The areas where the provider should make improvements are:

  • A record should be made of the receipt and allocation of printable prescriptions.

  • Review the system of identifying staff training requirements to assist in monitoring and planning for the training needs of staff.

  • The complaint procedure at the practice should be improved to reflect the alternative complaint pathways advertised on the practice website.

Professor Steve Field (CBE FRCP FFPH FRCGP) 

Chief Inspector of General Practice

Inspection carried out on 4 June 2014

During a routine inspection

Letter from the Chief Inspector of General Practice

We carried out an announced comprehensive inspection of Upton Village Surgery on 21 June 2016. The overall rating for the practice was Good. However, the practice was rated as Requires Improvement for providing safe services. The full comprehensive report on the June 2016 inspection can be found by selecting the ‘all reports’ link for Upton Village Surgery on our website at www.cqc.org.uk.

This inspection was a desk-based review carried out on 14 February 2017 to confirm that the practice had carried out their plan to meet the legal requirements in relation to the breaches in regulations that we identified at our previous inspection on 21 June 2016. This report covers our findings in relation to those requirements, additional improvements made since our last inspection and further improvements that should be made.

Overall the practice is rated as Good.

Our key findings were as follows:

  • Action had been taken to ensure that a record of the required staff recruitment information was maintained.

The following improvements to the service had also been made:

  • A system had been introduced to ensure a record was made of the receipt and allocation of printable prescriptions.
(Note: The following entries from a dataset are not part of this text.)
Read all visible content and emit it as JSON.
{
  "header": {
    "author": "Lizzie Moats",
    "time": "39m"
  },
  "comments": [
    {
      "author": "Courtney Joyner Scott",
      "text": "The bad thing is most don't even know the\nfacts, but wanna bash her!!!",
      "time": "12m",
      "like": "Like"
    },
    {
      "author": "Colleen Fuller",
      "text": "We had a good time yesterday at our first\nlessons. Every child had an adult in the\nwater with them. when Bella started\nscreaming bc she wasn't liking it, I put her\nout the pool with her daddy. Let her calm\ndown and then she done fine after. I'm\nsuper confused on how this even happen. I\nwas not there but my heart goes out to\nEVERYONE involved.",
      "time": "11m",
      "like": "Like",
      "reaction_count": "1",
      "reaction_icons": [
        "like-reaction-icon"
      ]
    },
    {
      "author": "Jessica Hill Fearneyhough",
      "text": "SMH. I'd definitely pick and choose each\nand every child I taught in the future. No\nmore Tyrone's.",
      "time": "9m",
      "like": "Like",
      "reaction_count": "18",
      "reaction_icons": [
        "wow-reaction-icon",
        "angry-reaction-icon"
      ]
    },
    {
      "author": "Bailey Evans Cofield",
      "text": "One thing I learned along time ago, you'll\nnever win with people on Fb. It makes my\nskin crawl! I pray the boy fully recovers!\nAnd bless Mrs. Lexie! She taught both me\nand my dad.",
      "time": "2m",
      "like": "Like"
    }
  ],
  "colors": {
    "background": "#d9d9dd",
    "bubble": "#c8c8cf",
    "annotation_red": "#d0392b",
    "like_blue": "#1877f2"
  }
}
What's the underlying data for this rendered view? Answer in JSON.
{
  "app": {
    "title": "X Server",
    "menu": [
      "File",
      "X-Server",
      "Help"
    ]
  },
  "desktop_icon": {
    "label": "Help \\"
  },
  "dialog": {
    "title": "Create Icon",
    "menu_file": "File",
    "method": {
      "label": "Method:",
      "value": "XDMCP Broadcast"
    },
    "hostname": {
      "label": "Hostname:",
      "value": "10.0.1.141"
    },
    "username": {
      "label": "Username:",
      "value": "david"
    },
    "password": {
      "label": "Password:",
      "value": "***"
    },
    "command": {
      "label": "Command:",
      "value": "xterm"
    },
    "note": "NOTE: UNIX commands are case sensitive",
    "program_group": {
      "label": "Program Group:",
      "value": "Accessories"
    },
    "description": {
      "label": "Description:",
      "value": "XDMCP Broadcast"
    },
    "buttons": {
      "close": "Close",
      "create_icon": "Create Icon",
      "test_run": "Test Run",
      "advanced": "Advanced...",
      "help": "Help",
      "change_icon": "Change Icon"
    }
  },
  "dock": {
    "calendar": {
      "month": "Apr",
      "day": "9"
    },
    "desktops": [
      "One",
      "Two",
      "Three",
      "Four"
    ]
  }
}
  • A review of the system for monitoring staff training needs had taken place.

  • The complaint procedure had been revised to reflect the alternative complaint pathways advertised on the practice website.

We identified an area of practice where the provider should make improvements:

  • The provider should ensure that the training plan is followed so that staff receive the training they require for their roles.

Professor Steve Field (CBE FRCP FFPH FRCGP) 

Chief Inspector of General Practice

CQC Insight

These reports bring together existing national data from a range of indicators that allow us to identify and monitor changes in the quality of care outside of our inspections. The data within the reports do not constitute a judgement on performance, but inform our inspection teams. Our judgements on quality and safety continue to come only after inspection and we will not make judgements on data alone. The evidence tables published alongside our inspection reports from April 2018 onwards replace the information contained in these files.